If you’re using the TUPS Data Analysis Template, you can click on any response cell and a list of teachers who gave that response will be immediately generated. This is convenient for generating quick lists. However, for matching coaches and mentees, working with the data directly in Excel will allow you to sort for multiple variables such as school assignment, subject area, skill level, and classroom usage all at the same time.

If you use this method, let me know how it works for you and whether you have any additional tips or tricks for pairing coaches and clients.

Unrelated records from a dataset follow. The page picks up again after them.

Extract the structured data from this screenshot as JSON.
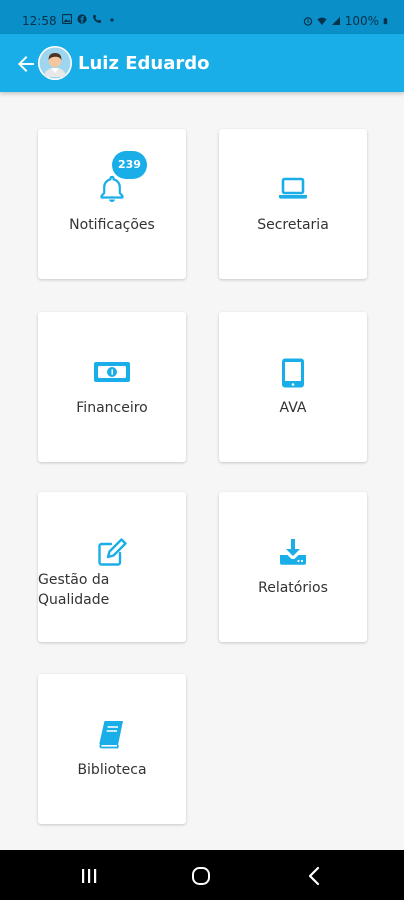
{
  "status_bar": {
    "time": "12:58",
    "battery": "100%",
    "left_icons": [
      "image-icon",
      "facebook-icon",
      "phone-icon",
      "dot-icon"
    ],
    "right_icons": [
      "alarm-icon",
      "wifi-icon",
      "signal-icon",
      "battery-icon"
    ]
  },
  "header": {
    "title": "Luiz Eduardo",
    "back_icon": "arrow-left-icon",
    "avatar_icon": "user-avatar"
  },
  "colors": {
    "status_bar": "#0a8fc9",
    "app_bar": "#1aaee8",
    "icon": "#1aaee8",
    "background": "#f6f6f6",
    "card": "#ffffff",
    "text": "#333333"
  },
  "menu": {
    "cards": [
      {
        "label": "Notificações",
        "icon": "bell-icon",
        "badge": "239"
      },
      {
        "label": "Secretaria",
        "icon": "laptop-icon"
      },
      {
        "label": "Financeiro",
        "icon": "money-icon"
      },
      {
        "label": "AVA",
        "icon": "tablet-icon"
      },
      {
        "label_line1": "Gestão da",
        "label_line2": "Qualidade",
        "icon": "edit-icon"
      },
      {
        "label": "Relatórios",
        "icon": "download-icon"
      },
      {
        "label": "Biblioteca",
        "icon": "book-icon"
      }
    ]
  },
  "nav_bar": {
    "buttons": [
      "recent-apps-icon",
      "home-icon",
      "back-icon"
    ]
  }
}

Just a quick reminder: Right “out of the box” the TUPS includes 32 default technologies. Before an implementation of the TUPS, you can edit any of the 32 to more closely align with your district’s available tech. Since the TUPS is used in a wide variety of schools in many different countries, it’s most likely the case that the default list will include some items you consider obsolete and some that your district does not offer. These can easily be changed to more appropriate technologies in the Admin Center of TIM Tools.

Roy Winkelman is a 40+ year veteran teacher of students from every level kindergarten through graduate school. As the former Director of FCIT, he began the Center's focus on providing students with rich content collections from which to build their understanding. When not glued to his keyboard, Dr. Winkelman can usually be found puttering around his tomato garden in Pittsburgh.